The long-term use of aspirin by seniors may increase the risk of developing late age-related macular degeneration (AMD), according to a new study published in the Journal of the American Medical Association.
Researchers at the University of Wisconsin School of Medicine and Public Health studied nearly 5,000 people over a twenty year period and found that regular aspirin use resulted in a 63% greater chance of developing AMD. Nearly 20% of adults in the U.S. regularly use aspirin and aspirin use increases as people grow older.
“AMD is a potentially blinding condition for which prevalence and incidence are increasing with the increased survival of the population, and regular use of aspirin is common and becoming more widespread in persons in the age range at highest risk for this disease. Therefore, it is imperative to further examine this potential association,” reported Barbara Klein, MD, of the University of Wisconsin in Madison.
Researchers used data from the Beaver Dam Eye Study, a longitudinal population-based study of age-related eye diseases. Participants were 43 to 86 years of age at the beginning of the study. Eye exams were performed every 5 years.
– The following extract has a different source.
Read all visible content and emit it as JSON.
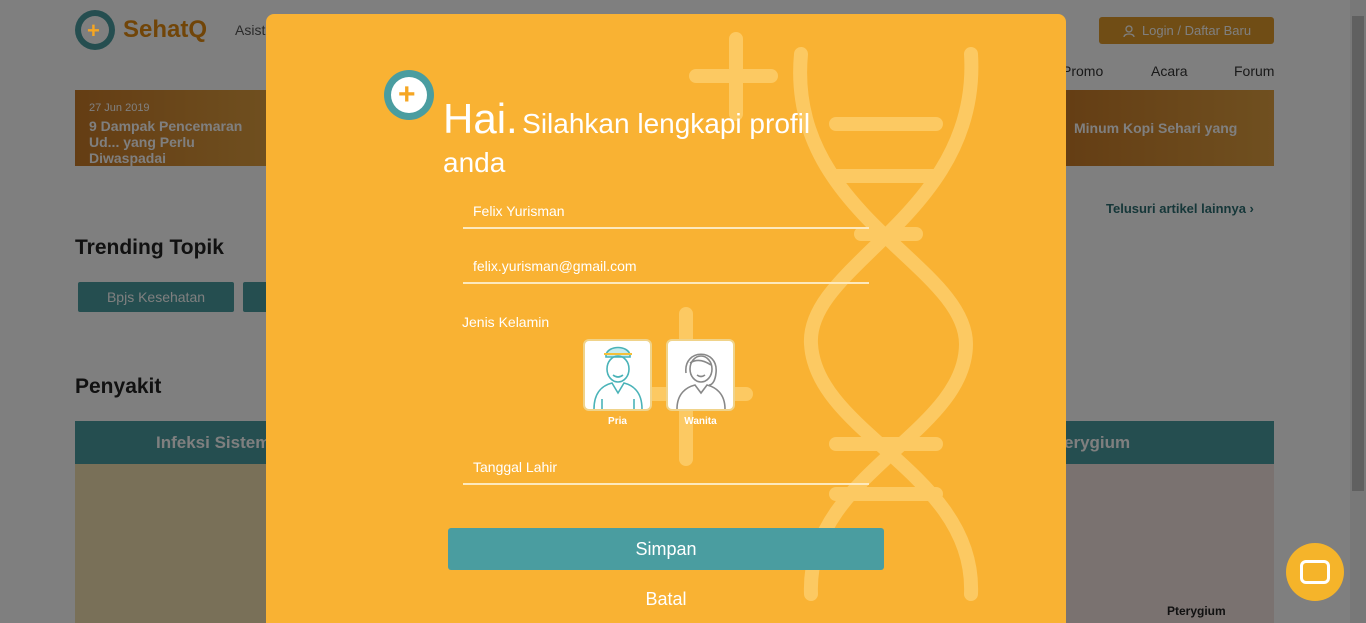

Patients were asked if they had regularly used aspirin at least twice a week for more than 3 months. Researchers then measured for incidences of early and late AMD, along with two subtypes of late AMD, neovascular and pure geographic atrophy.
Over the course of the study, there were 512 cases of early AMD and 117 cases of late AMD. Researchers found that regular aspirin use 10 years prior to the retinal examination was associated with a greater risk of late AMD; 1.8 % for regular aspirin users vs. 1.0 % for nonusers.
Aspirin use five or ten years prior to retinal examination was not associated with early AMD.
No relationship was found between long-term use of other non-steroidal anti-inflammatory drugs like ibuprofen and naproxen, and the risk of AMD.
Just what exactly causes long term aspirin use to trigger AMD is uncertain, but researchers suspect it may have something to do with aspirin’s ability to increase vascular density in lab studies.
”It is possible that in the presence of injury, aspirin encourages the growth of aberrant new vessels,” they wrote. “Our findings are consistent with a small but statistically significant association between regular aspirin use and incidence of neovascular AMD.”
Earlier this year, European researchers also found a link between aspirin use and AMD.
In that study, scientist looked at 4,700 men and women over age 65 living in Norway, Estonia, the United Kingdom, France, Italy, Greece and Spain and found that seniors who took aspirin daily to relieve pain or reduce the risk of heart disease doubled their risk of developing AMD.
SitNSleepPullAds8-19-14 Age-related macular degeneration occurs when the central portion of the retina becomes damaged due to the abnormal growth of blood vessels in the eye. Without treatment, patients can lose their central vision, leaving only peripheral or side vision.